I had a sense that something was different. I closed my eyes and concentrated on my breath until I could hear it above the Christmas favorites playing in my headphones. I wanted the season in my body and soul. I wanted a miracle.
Sirens interrupted my breathing exercise. Lights—not the holiday kind, but the red and blue ones that signal distress—amplified the wail of emergency: a crisis across the lake. I sat alone in the concrete bleachers, tracking the firetruck, aid car, cruisers, and ambulance. I switched off my music and heard the whisper of winter in the pines. The din settled in the same spot where, two years ago, I attempted suicide during a major psychotic break.
From my vantage point in the treetop bleachers, four stories up, same pattern of lights. Same action through the mist. First Responders moving into formation, police in pairs on either side of the bench. It wasn’t a flashback. It wasn’t a dream. It was a gift from my disordered mind: a Möbius strip reminder of contextual continuity. The tail of one story and the birth of another.
My mind had gone so dark that the only resource I believed I had left was to stop the pain by stopping my life. Against all instincts, one last desperate move—I called my best friend.
He knew my symptoms: the empty replies, reduced body language, social withdrawal, isolation. He’d seen me unwashed and zombied-out from zero sleep and lack of food. We’d been to the ER for anxiety attacks based on delusions of reference and paranoia. When my behavior disrupted our friendship, he took it in stride, but he’d never seen this. Schizophrenia was winning. With a handful of trusted friends and professionals, he fought to bring me back.
In that moment I was afraid to trust anyone. Yet there I was, phone in hand, as if my plan to die had lost its allure, which it hadn’t. Psychosis had planted its flag in the heart of my mind. My friend hadn’t met this version of me; he knew another, a variation where I loved life despite the daily echoes of trauma, self-stigma, and fear.

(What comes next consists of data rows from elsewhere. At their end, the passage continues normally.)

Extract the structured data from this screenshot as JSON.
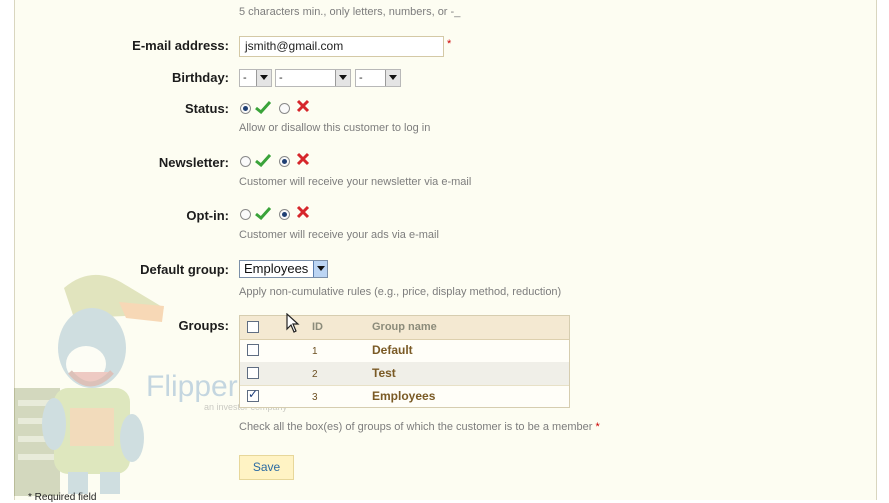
{
  "username_hint": "5 characters min., only letters, numbers, or -_",
  "email": {
    "label": "E-mail address:",
    "value": "jsmith@gmail.com",
    "required_mark": "*"
  },
  "birthday": {
    "label": "Birthday:",
    "day": "-",
    "month": "-",
    "year": "-"
  },
  "status": {
    "label": "Status:",
    "hint": "Allow or disallow this customer to log in",
    "selected": "enabled"
  },
  "newsletter": {
    "label": "Newsletter:",
    "hint": "Customer will receive your newsletter via e-mail",
    "selected": "disabled"
  },
  "optin": {
    "label": "Opt-in:",
    "hint": "Customer will receive your ads via e-mail",
    "selected": "disabled"
  },
  "default_group": {
    "label": "Default group:",
    "value": "Employees",
    "hint": "Apply non-cumulative rules (e.g., price, display method, reduction)"
  },
  "groups": {
    "label": "Groups:",
    "columns": {
      "id": "ID",
      "name": "Group name"
    },
    "rows": [
      {
        "id": "1",
        "name": "Default",
        "checked": false
      },
      {
        "id": "2",
        "name": "Test",
        "checked": false
      },
      {
        "id": "3",
        "name": "Employees",
        "checked": true
      }
    ],
    "hint": "Check all the box(es) of groups of which the customer is to be a member",
    "required_mark": "*"
  },
  "save_label": "Save",
  "footnote": "* Required field",
  "watermark": {
    "brand": "FlipperHost",
    "tagline": "an investor company"
  },
  "colors": {
    "panel_bg": "#fdfdf2",
    "check_green": "#3aa33a",
    "cross_red": "#d6262b",
    "link_brown": "#7a5a25"
  }
}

As sirens signaled the response team’s approach, I panicked and cried that I wanted to die, that people in the park had been replaced by robots. The commanding officer spoke with intent. They wouldn’t allow me to kill myself. Though I posed no threat, I had a suicidal plan and was trapped in the delusion that I must terminate a robot masquerading as a friend.

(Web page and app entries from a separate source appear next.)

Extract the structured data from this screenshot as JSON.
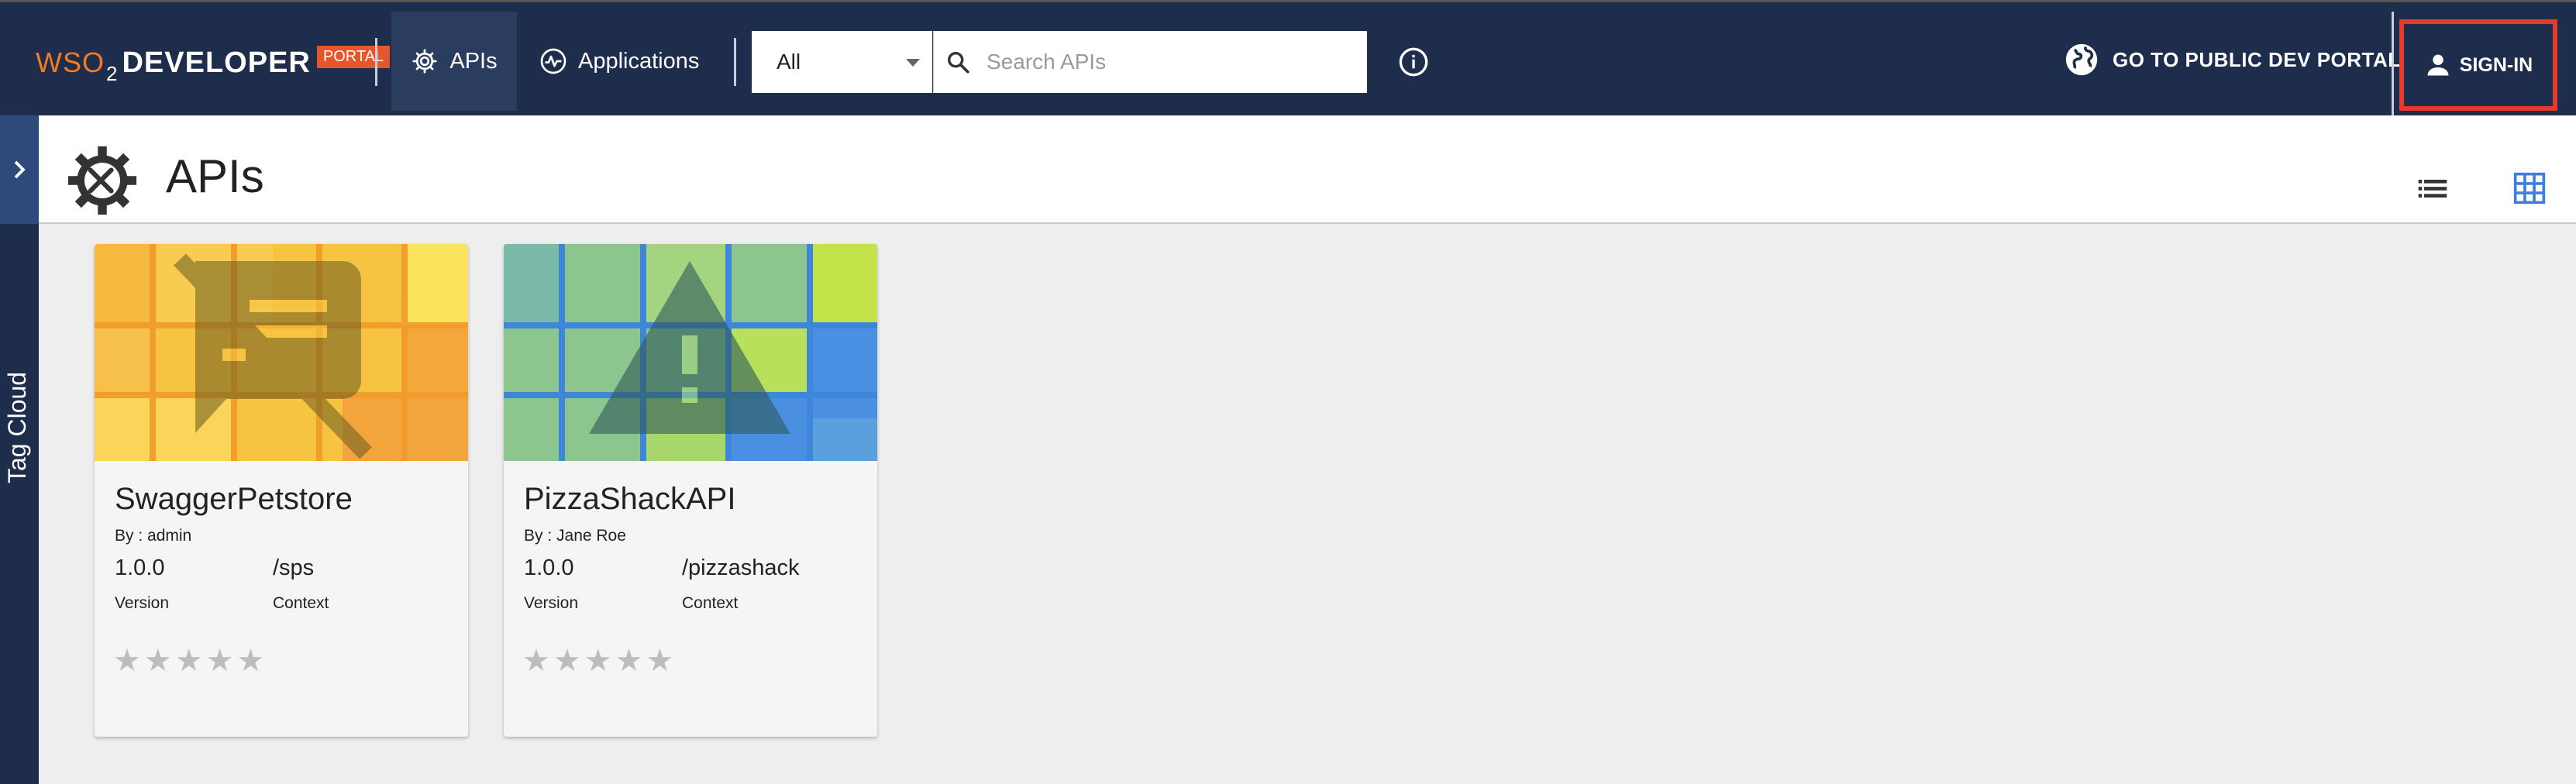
{
  "topbar": {
    "logo": {
      "wso": "WSO",
      "two": "2",
      "developer": "DEVELOPER",
      "portal": "PORTAL"
    },
    "nav": [
      {
        "label": "APIs",
        "icon": "gear-icon",
        "active": true
      },
      {
        "label": "Applications",
        "icon": "activity-icon",
        "active": false
      }
    ],
    "search": {
      "filter_value": "All",
      "placeholder": "Search APIs"
    },
    "public_portal_label": "GO TO PUBLIC DEV PORTAL",
    "signin_label": "SIGN-IN"
  },
  "sidebar": {
    "tag_cloud_label": "Tag Cloud"
  },
  "page": {
    "title": "APIs"
  },
  "apis": [
    {
      "name": "SwaggerPetstore",
      "by": "By : admin",
      "version": "1.0.0",
      "context": "/sps",
      "version_label": "Version",
      "context_label": "Context",
      "rating": 0,
      "rating_max": 5
    },
    {
      "name": "PizzaShackAPI",
      "by": "By : Jane Roe",
      "version": "1.0.0",
      "context": "/pizzashack",
      "version_label": "Version",
      "context_label": "Context",
      "rating": 0,
      "rating_max": 5
    }
  ],
  "colors": {
    "topbar": "#1e2d4b",
    "signin_highlight": "#e53a2d",
    "accent_orange": "#f47b20",
    "grid_active": "#3f7fdc"
  }
}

Restraints would follow, as would anti-psychotics. I never knew why I agreed to their terms, until I sensed that someone was watching over me. The last thing I remember doing before they strapped me to that gurney was to look across the lake. I saw an angel in the pines, as high as the bleachers, four stories up in the winter mist.
I had a sense that something was different. I concentrated on my breath until I heard it above the medics. I watched the angel as my body left my soul. I sat in the bleachers watching the person belted to the stretcher watching me.
This was no longer a matter of perspective—it was a pivotal point. I was both on the bench and in the bleachers, looking to myself, safeguarding me. Time had passed and stayed. Days had gone, but not. The angel at the top of tree was me.
For now, and for as long as I can hold on to it, I am willing to believe that a brighter future is possible.
I’m learning to take care of myself. I’m taking chances and making new friends. Some of them have offered to be on my phone list, to be there for me when things go sideways. Not as a replacement for my treatment plan, but as a necessary addition to it, helping me to accomplish what I can’t do alone. I authorize their working in conjunction with my therapist. They share information because they’re a team. Friends helping friends, breaking down barriers surrounding mental illness because one of their own is in need. A present that big won’t fit under the tree.
There’s always more work to be done, more stories to share and mysteries to solve. I’m not willing to lose this weird, wonderful world to my genetic encoding and environmental influences. One brain in one-hundred works like this. That’s nothing to be ashamed of. To the contrary—wouldn’t those odds be considered unique? Not “better than”, “worse than”, or “snowflake unique”, just different in a way that deserves to be acknowledged.
Something is different today. I’m becoming someone I want to know better. And that’s a miracle.